The next day the old woman and her daughter awoke early; the birds were singing and the blue of the sky contrasted with the fiery mountain peaks, bathed in the glow of the rising sun. The old woman and her daughter were excited and happy, and they settled themselves outside their tiny house to await the arrival of the man on a white horse.
Soon they caught their first glimpse of the man on the horizon. As he rode toward the house the daughter felt sudden pangs of foreboding. She wondered if he would be handsome and kind, and whether her married life would be joyful and happy as she anticipated. All these questions sprang to her mind; then she remembered this man was a gift from the gods so she need feel no fear.
The poor man, dressed in garments his neighbors had lent him, and riding the white horse which was the only one he owned, stopped in front of the old woman's house, dismounted, smiled at the daughter and took her hand in his. The old woman found it hard to contain her excitement and bade the man enter her house to take refreshment. This he did, and after they had talked for a little while he asked the old woman if he could take her daughter's hand in marriage.
There was much joy, a celebration was held, and all the neighbors and friends gathered to wish the couple good fortune, for it was felt that here was a match that was truly made in heaven!
The poor man took the girl, with her few possessions packed in a trunk, and they set off for his humble home in a nearby village. On the journey the poor man began to feel concerned about his deception. He was frightened that the girl would scream and shout when she saw that he was not a rich man at all, but a very humble peasant; he feared too that she would run away and be lost to him forever. The poor man, troubled by these thoughts, decided on a plan. He took the girls possessions out of the trunk and buried them in the earth.
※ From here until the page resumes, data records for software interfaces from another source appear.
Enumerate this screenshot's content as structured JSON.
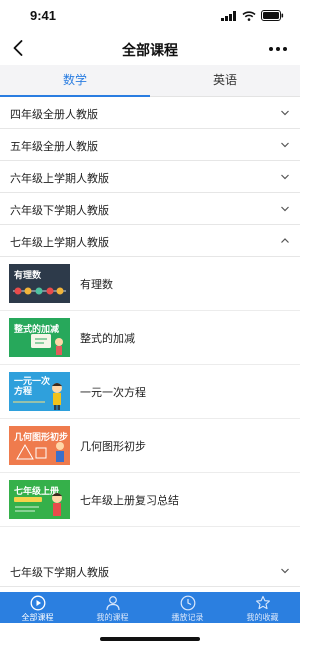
{
  "status": {
    "time": "9:41"
  },
  "nav": {
    "title": "全部课程"
  },
  "tabs": [
    {
      "label": "数学",
      "active": true
    },
    {
      "label": "英语",
      "active": false
    }
  ],
  "grades": [
    {
      "label": "四年级全册人教版",
      "expanded": false
    },
    {
      "label": "五年级全册人教版",
      "expanded": false
    },
    {
      "label": "六年级上学期人教版",
      "expanded": false
    },
    {
      "label": "六年级下学期人教版",
      "expanded": false
    },
    {
      "label": "七年级上学期人教版",
      "expanded": true
    },
    {
      "label": "七年级下学期人教版",
      "expanded": false
    }
  ],
  "lessons": [
    {
      "label": "有理数",
      "thumb_title": "有理数",
      "thumb_bg": "#2d3a4a"
    },
    {
      "label": "整式的加减",
      "thumb_title": "整式的加减",
      "thumb_bg": "#27a85b"
    },
    {
      "label": "一元一次方程",
      "thumb_title": "一元一次\n方程",
      "thumb_bg": "#2fa0dc"
    },
    {
      "label": "几何图形初步",
      "thumb_title": "几何图形初步",
      "thumb_bg": "#ef7b4d"
    },
    {
      "label": "七年级上册复习总结",
      "thumb_title": "七年级上册",
      "thumb_bg": "#35b04a"
    }
  ],
  "bottom_nav": [
    {
      "label": "全部课程",
      "icon": "play-circle-icon",
      "active": true
    },
    {
      "label": "我的课程",
      "icon": "user-icon",
      "active": false
    },
    {
      "label": "播放记录",
      "icon": "clock-icon",
      "active": false
    },
    {
      "label": "我的收藏",
      "icon": "star-icon",
      "active": false
    }
  ],
  "colors": {
    "accent": "#2a7de1",
    "bottom_bar": "#2b7fe0"
  }
}
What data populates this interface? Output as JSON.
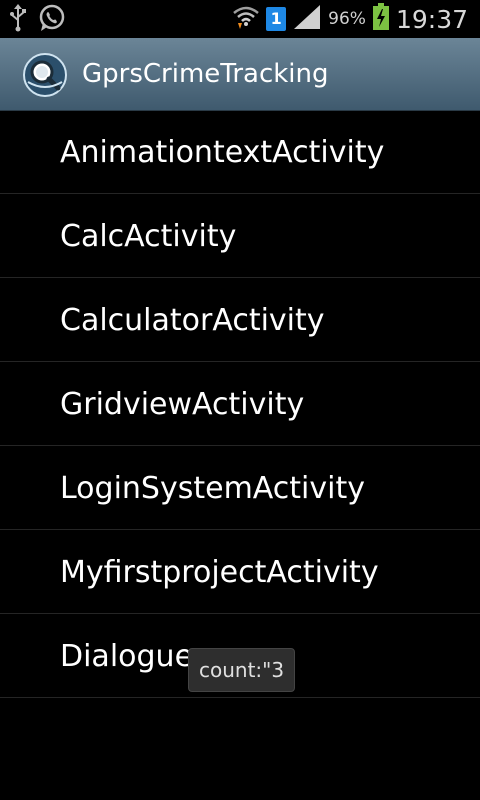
{
  "status_bar": {
    "icons_left": [
      "usb-icon",
      "whatsapp-icon"
    ],
    "icons_right": [
      "wifi-icon",
      "sim-1-icon",
      "signal-icon",
      "battery-charging-icon"
    ],
    "sim_label": "1",
    "battery_percent": "96%",
    "time": "19:37"
  },
  "action_bar": {
    "title": "GprsCrimeTracking",
    "icon": "magnifier-globe-icon"
  },
  "activities": [
    {
      "label": "AnimationtextActivity"
    },
    {
      "label": "CalcActivity"
    },
    {
      "label": "CalculatorActivity"
    },
    {
      "label": "GridviewActivity"
    },
    {
      "label": "LoginSystemActivity"
    },
    {
      "label": "MyfirstprojectActivity"
    },
    {
      "label": "Dialogue"
    }
  ],
  "toast": {
    "text": "count:\"3"
  },
  "colors": {
    "background": "#000000",
    "action_bar_top": "#6b8597",
    "action_bar_bottom": "#3f5a6e",
    "sim_badge": "#1e88e5",
    "battery_charging": "#7cc242"
  }
}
Then he ordered the girl into the trunk, telling her that he wished to surprise her when they reached his home. Once the girl was inside the trunk the man locked it and made his way home, leaving the girl in a ditch at the side of a forest path.
When he reached his home the poor man ran to the houses of his nearby neighbors, telling them that he was bringing home a nervous new bride, and warned them not to be concerned if they heard shouts during the night. Then he fitted strong new bolts to his door so that the girl would not be able to escape.
While the poor man was away, a rich chieftan passed the spot where the imprisoned girl was lying in the trunk, awaiting the return of her husband. The chieftan ordered his men to open the trunk, and when he saw the girl inside he was so taken by her frail beauty that he took her away with him, leaving a fierce bear in her place inside the trunk.
The poor man returned to fetch his bride, tied a rope around the trunk and dragged it to his home. Inside the house he opened the trunk and was overwhelmed by the fierce bear, made more ferocious by its imprisonment and rough handling. The poor man screamed and shouted for help as the bear attacked him, but the neighbors took no heed of the noise, for they had already been warned.
So the poor man who had plotted and pretended to be a god died at the hands of the savage bear, and the girl lived happily ever after as the wife of a rich chieftan. The old woman's prayers had been answered. Whatever happiness there is in the world
Has arisen from a wish for the
Welfare of other beings.
Whatever misery there is has arisen
From indulging in selfishness.